According to World Health Organisation (WHO) recommendations for developing nations, one Linear Accelerator (Linac) per million people is advised. India has 135 crore people, hence there is a need for 1,350 Linac. At the moment, India has about 545 teletherapy devices (180 tele-cobalt machines and 365 Linac). Consequently, there is an 800 Linac shortage. This shortage means that in public hospitals the waiting period for radiotherapy could go up to 1 year!
Modern computing and information technology have completely transformed the field of conventional medical and healthcare operations.”
Therefore, one effective way to deal with this challenge is for the Government to take steps directly or in partnerships to upgrade the current medical colleges with minimum radiotherapy infrastructure and manpower to counter the cancer treatment paradigm. This will contribute to the development of an extensive infrastructure of cancer treatment facilities across the nation, making it much simpler for patients to receive cancer treatment at facilities close to their homes and significantly reducing patient travel distance. This will facilitate early diagnosis and the beginning of either chemotherapy or radiation treatment, improving cure rates and lowering disease-specific mortality.
Digital threat to cancer care infrastructure
While the Government and healthcare establishments grapple to deal with the cancer load of the country, there is an unspoken threat that has become stronger on the horizon of digital initiatives that are being taken by the healthcare sector – Cyberwarfare
A US-based report, ‘The hacking report Protenus Breach Barometer’ said healthcare hacking incidents rose 42% in 2020. There have been multiple global incidents around the world – especially in developed markets – where the intensity of cyber attacks on the healthcare infrastructure increased during the pandemic. India has also seen its fair share of cyberattacks by rouge nations and organisations intensify over the years.
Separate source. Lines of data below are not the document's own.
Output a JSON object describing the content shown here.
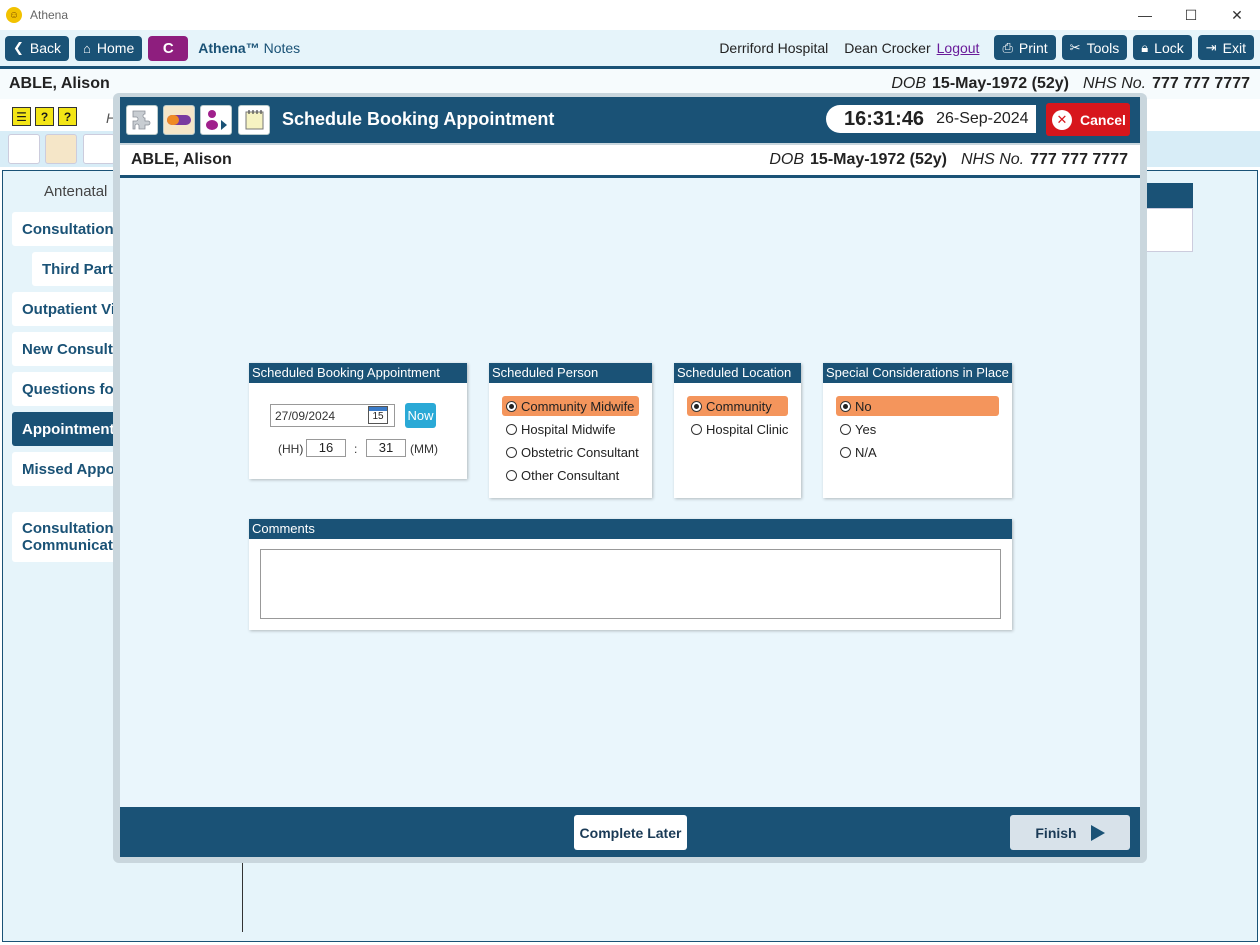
{
  "window": {
    "title": "Athena",
    "minimize": "—",
    "maximize": "☐",
    "close": "✕"
  },
  "toolbar": {
    "back": "Back",
    "home": "Home",
    "c": "C",
    "brand_name": "Athena™",
    "brand_suffix": " Notes",
    "hospital": "Derriford Hospital",
    "user": "Dean Crocker",
    "logout": "Logout",
    "print": "Print",
    "tools": "Tools",
    "lock": "Lock",
    "exit": "Exit"
  },
  "patient": {
    "name": "ABLE, Alison",
    "dob_label": "DOB",
    "dob": "15-May-1972 (52y)",
    "nhs_label": "NHS No.",
    "nhs": "777 777 7777"
  },
  "background": {
    "h_text": "H",
    "nav_head": "Antenatal",
    "nav": [
      "Consultation I",
      "Third Party",
      "Outpatient Vis",
      "New Consulta",
      "Questions for",
      "Appointments",
      "Missed Appoi",
      "Consultation",
      "Communicatio"
    ]
  },
  "modal": {
    "title": "Schedule Booking Appointment",
    "time": "16:31:46",
    "date": "26-Sep-2024",
    "cancel": "Cancel",
    "complete_later": "Complete Later",
    "finish": "Finish"
  },
  "booking": {
    "header": "Scheduled Booking Appointment",
    "date_value": "27/09/2024",
    "cal_day": "15",
    "now": "Now",
    "hh_label": "(HH)",
    "hh_value": "16",
    "colon": ":",
    "mm_value": "31",
    "mm_label": "(MM)"
  },
  "person": {
    "header": "Scheduled Person",
    "options": [
      "Community Midwife",
      "Hospital Midwife",
      "Obstetric Consultant",
      "Other Consultant"
    ],
    "selected": "Community Midwife"
  },
  "location": {
    "header": "Scheduled Location",
    "options": [
      "Community",
      "Hospital Clinic"
    ],
    "selected": "Community"
  },
  "special": {
    "header": "Special Considerations in Place",
    "options": [
      "No",
      "Yes",
      "N/A"
    ],
    "selected": "No"
  },
  "comments": {
    "header": "Comments",
    "value": ""
  },
  "colors": {
    "primary": "#1a5276",
    "selected": "#f4955c",
    "cancel": "#d7161c",
    "now": "#2aa9d6",
    "c_button": "#8e1e7e"
  }
}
Therefore, it’s important to evaluate the security features that are built into the healthcare infrastructure – with a special emphasis on the cancer care and radiotherapy infrastructure of the country. With advanced radiotherapy equipment like Linac systems working on cloud-based systems, the security features that are built in have to be sound to ensure that there are no breaches into the software which could limit patient care.
One such security solution for the next generation of tailored cancer treatments may be provided by professionals with the support of Microsoft Azure – A cloud-based server infrastructure that is constantly updated against any cyber threat, potentially improving patient care. Microsoft Azure has the agility it needs to support patient and research activities through Azure infrastructure, Azure Machine Learning, and Azure Virtual Machines. For any organisation that places a high priority on the security of its IT infrastructure and the privacy of its data in addition to performance and efficiency, it is important to comply with all applicable governmental and industry regulations around healthcare data.
The way forward to preventing cyber-threats
As IT infrastructure evolves around the world, it’s important to partner with academic, IT research and development institutions, healthcare professionals and patients alike to gain insights into their needs and develop solutions that meet their criteria. With the experience of using advanced machine learning and artificial intelligence solutions to develop the most advanced cancer care medical systems in the world, companies should be able to collaborate to share learnings. With Cybersecurity professionals in medical equipment companies working in collaboration with national and international institutions, we can be assured that the future will have better security cover for medical devices and equipment that are available to the world.

*This article was first published in the January 2023 edition of the BioVoice eMagazine. The views expressed by the author are his own.